US6858985 *Mar 19, 2001Feb 22, 2005Koninklijke Philips Electronics N.V.Low-pressure gas discharge lamp
US7098598Jul 27, 2004Aug 29, 2006Koninklijke Philips Electronics N.V.Device for the backlighting of a liquid crystal display that includes at least one low-pressure gas discharge lamp
US7569993 *Apr 30, 2003Aug 4, 2009Hamamatsu Photonics K.K.Gas discharge tube with discharge path limiting means
US20040051455 *Sep 5, 2003Mar 18, 2004Beech Paul L.Short arc lamp with improved thermal transfer characteristics
US20050029947 *Jul 27, 2004Feb 10, 2005Albrecht KrausLow-pressure gas discharge lamp
US20050231119 *Apr 30, 2003Oct 20, 2005Yoshinobu ItoGas discharge tube
US20070007844 *Mar 6, 2006Jan 11, 2007Levitronics, Inc.Self-sustaining electric-power generator utilizing electrons of low inertial mass to magnify inductive energy
WO2005124298A1 *Jun 22, 2005Dec 29, 2005William Howard ConsidineImprovements to spectrophotometer light sources
Classifications
U.S. Classification315/248, 315/326, 313/110, 313/161, 313/612
International ClassificationH05B41/24, H01J61/94, H01J61/10, H01J61/35, H01J61/02, H01J65/04
Cooperative ClassificationH01J65/042, H01J65/048, H01J61/10, H01J61/35, H01J61/025, H01J61/94
European ClassificationH01J65/04A, H01J61/02C, H01J65/04A3, H01J61/35, H01J61/94, H01J61/10
Legal Events
DateCodeEventDescription
Jul 31, 1995ASAssignment
Owner name: HERAEUS NOBLELIGHT GMBH, GERMANY
Free format text: ASSIGNMENT OF ASSIGNORS INTEREST;ASSIGNOR:HERAEUS INSTRUMENTS GMBH;REEL/FRAME:007558/0560
Effective date: 19950410
Dec 22, 1997FPAYFee payment

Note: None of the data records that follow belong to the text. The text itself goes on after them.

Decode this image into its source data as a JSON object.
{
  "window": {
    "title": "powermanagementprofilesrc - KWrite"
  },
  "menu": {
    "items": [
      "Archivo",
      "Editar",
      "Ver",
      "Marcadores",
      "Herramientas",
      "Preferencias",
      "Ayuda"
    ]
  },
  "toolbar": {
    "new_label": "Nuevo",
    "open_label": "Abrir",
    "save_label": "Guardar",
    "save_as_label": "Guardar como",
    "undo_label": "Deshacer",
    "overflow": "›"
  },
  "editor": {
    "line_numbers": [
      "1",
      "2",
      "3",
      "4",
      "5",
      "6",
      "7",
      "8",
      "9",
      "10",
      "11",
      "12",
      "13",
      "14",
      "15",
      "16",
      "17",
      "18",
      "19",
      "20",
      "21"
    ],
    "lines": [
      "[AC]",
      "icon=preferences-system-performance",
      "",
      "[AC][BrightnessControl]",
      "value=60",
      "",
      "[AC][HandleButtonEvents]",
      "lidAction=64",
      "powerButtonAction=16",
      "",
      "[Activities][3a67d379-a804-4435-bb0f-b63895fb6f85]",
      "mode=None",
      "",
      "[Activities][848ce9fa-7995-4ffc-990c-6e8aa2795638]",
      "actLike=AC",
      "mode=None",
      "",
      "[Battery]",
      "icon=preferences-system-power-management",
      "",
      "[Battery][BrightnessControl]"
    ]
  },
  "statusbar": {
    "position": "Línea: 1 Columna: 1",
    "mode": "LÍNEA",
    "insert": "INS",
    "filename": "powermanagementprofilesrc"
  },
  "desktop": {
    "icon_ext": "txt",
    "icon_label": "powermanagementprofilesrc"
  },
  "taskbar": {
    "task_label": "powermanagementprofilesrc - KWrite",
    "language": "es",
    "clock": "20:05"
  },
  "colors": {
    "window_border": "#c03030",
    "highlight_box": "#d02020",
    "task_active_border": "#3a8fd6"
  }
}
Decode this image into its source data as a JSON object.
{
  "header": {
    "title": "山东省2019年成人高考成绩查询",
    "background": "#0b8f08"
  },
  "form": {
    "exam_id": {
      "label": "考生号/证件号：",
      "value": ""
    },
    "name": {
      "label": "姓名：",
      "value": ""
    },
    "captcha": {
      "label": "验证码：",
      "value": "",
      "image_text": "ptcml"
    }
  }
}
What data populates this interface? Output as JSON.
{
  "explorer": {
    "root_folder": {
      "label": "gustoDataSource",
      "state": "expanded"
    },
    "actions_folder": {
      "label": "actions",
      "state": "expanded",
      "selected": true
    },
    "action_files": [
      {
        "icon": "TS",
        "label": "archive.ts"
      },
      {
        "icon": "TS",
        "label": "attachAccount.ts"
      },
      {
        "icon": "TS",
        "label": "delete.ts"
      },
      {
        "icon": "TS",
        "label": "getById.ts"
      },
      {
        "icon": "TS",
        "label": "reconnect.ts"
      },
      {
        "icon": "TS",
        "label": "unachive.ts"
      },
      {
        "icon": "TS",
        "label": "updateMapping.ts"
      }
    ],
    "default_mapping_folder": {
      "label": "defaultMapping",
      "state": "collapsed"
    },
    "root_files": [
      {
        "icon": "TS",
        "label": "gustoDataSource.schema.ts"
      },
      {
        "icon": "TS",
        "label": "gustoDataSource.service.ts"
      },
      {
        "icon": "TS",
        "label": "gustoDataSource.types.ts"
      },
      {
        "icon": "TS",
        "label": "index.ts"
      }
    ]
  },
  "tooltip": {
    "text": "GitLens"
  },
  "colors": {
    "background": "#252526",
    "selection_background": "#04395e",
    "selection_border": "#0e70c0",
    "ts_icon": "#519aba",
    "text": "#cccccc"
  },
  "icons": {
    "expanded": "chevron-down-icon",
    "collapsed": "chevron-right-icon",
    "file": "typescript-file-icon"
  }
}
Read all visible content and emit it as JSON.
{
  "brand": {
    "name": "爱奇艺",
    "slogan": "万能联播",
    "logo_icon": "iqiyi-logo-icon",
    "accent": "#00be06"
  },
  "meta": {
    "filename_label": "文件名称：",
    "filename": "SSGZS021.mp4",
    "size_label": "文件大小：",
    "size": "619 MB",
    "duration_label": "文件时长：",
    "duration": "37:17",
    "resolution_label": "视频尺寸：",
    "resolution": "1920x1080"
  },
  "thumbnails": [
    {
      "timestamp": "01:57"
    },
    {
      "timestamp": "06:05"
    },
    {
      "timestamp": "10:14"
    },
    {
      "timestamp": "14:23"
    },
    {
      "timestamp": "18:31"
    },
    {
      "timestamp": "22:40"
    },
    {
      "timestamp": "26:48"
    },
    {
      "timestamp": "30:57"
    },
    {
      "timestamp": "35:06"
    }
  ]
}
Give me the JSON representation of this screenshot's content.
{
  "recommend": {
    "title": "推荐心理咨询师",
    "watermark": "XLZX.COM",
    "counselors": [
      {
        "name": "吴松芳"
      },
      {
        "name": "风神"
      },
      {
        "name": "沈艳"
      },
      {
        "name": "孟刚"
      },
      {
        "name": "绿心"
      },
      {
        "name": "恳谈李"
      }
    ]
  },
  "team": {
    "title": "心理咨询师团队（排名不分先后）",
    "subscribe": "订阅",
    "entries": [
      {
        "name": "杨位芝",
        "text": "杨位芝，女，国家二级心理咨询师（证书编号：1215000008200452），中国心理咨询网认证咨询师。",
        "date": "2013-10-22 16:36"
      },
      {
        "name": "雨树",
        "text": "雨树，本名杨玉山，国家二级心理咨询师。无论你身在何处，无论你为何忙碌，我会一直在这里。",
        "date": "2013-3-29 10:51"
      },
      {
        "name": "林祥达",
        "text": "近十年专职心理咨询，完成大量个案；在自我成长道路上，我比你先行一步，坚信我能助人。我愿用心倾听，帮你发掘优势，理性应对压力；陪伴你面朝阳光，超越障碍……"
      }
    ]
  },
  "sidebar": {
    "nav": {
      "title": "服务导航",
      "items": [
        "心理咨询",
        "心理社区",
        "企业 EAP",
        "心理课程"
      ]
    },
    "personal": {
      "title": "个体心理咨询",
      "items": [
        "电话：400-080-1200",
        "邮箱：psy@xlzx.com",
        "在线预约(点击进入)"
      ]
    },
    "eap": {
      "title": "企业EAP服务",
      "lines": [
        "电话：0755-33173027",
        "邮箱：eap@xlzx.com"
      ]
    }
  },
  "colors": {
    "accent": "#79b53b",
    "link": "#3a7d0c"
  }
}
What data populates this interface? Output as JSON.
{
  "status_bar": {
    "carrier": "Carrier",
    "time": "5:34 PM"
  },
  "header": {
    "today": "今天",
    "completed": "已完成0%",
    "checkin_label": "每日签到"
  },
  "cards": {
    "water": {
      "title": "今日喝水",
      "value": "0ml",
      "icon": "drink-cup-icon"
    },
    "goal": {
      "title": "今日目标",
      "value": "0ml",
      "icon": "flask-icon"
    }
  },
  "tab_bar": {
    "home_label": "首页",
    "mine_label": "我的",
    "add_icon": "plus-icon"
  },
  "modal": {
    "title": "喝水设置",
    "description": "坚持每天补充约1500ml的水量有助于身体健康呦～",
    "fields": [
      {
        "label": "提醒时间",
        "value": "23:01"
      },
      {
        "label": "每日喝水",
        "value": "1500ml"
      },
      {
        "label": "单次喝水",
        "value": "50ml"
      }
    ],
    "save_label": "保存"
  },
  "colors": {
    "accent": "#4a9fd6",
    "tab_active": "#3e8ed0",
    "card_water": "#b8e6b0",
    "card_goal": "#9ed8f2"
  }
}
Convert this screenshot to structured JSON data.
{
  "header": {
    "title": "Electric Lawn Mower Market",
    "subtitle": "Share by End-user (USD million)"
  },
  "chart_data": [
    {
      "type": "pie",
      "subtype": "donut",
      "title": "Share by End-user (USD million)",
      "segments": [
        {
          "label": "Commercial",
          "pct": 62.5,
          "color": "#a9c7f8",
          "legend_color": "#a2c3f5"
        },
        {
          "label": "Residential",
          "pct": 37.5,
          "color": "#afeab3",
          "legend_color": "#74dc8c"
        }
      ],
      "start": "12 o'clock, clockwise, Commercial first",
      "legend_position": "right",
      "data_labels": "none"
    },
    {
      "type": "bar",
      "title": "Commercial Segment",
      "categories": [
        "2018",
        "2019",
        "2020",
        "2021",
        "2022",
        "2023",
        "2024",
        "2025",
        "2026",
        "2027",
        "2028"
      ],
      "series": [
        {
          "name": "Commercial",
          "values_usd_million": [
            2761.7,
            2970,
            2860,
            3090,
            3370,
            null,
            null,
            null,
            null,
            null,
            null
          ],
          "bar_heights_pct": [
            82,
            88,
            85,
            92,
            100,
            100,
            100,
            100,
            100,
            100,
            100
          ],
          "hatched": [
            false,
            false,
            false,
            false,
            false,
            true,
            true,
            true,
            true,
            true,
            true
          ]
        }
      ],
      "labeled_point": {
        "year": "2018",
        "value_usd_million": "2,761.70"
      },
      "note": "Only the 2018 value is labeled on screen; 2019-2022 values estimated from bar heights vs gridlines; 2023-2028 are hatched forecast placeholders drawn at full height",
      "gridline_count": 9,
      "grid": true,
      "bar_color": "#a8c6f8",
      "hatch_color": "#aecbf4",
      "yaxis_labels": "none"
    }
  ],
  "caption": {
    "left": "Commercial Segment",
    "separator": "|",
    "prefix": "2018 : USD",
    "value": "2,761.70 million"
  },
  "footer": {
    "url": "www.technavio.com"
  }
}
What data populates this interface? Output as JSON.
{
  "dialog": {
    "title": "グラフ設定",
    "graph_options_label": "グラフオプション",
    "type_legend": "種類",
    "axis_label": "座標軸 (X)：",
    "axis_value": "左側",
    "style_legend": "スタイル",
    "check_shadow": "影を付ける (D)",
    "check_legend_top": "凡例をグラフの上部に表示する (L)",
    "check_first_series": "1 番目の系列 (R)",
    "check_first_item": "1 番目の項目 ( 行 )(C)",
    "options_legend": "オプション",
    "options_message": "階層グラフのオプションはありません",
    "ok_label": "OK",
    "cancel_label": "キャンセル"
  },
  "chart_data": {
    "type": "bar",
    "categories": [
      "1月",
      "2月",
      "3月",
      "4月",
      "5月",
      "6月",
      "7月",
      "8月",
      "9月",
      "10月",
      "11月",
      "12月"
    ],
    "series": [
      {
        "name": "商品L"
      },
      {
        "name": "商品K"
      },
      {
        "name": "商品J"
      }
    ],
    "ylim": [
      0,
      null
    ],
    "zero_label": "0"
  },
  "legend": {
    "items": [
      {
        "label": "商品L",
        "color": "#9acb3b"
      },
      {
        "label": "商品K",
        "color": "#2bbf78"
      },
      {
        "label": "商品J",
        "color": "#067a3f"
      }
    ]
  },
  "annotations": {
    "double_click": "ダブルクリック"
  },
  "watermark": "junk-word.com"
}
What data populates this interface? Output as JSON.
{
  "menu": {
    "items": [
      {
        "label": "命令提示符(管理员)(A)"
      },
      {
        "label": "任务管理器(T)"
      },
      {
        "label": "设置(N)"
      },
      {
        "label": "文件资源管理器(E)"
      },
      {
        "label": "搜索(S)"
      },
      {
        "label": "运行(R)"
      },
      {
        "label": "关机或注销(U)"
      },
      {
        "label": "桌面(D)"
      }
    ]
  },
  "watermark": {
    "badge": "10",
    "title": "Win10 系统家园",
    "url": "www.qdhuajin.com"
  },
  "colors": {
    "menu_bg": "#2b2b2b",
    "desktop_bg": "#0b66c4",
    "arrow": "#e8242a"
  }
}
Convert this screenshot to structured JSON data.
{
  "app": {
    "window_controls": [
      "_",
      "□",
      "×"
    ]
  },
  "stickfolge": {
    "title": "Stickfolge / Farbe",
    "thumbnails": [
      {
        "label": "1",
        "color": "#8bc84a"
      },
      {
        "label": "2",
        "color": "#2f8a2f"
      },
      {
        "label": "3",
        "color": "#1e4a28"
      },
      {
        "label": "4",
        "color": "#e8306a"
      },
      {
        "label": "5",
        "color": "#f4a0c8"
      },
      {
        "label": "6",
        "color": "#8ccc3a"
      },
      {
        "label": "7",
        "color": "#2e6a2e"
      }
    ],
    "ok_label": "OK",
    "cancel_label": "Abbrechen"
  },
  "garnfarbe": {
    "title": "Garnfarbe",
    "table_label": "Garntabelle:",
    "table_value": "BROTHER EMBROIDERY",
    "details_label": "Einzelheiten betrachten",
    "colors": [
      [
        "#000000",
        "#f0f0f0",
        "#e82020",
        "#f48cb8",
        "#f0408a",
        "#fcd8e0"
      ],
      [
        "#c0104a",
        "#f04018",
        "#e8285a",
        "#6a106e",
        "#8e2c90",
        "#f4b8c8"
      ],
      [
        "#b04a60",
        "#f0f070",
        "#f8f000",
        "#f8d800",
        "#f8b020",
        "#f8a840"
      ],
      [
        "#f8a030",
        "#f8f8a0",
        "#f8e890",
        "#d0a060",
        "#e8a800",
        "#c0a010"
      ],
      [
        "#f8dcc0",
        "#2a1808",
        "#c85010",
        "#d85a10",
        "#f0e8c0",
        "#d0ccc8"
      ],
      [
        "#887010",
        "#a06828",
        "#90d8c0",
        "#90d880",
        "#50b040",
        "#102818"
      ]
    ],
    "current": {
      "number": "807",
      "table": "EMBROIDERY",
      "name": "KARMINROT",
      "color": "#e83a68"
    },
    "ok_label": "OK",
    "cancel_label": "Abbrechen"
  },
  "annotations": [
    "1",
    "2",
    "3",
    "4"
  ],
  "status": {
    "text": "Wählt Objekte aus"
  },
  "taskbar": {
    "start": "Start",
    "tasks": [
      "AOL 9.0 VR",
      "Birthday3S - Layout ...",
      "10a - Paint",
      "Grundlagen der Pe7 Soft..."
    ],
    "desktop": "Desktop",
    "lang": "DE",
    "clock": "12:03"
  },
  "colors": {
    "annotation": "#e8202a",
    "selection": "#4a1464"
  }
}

Year of fee payment: 4
Dec 27, 2001FPAYFee payment
Year of fee payment: 8
Dec 29, 2005FPAYFee payment
Year of fee payment: 12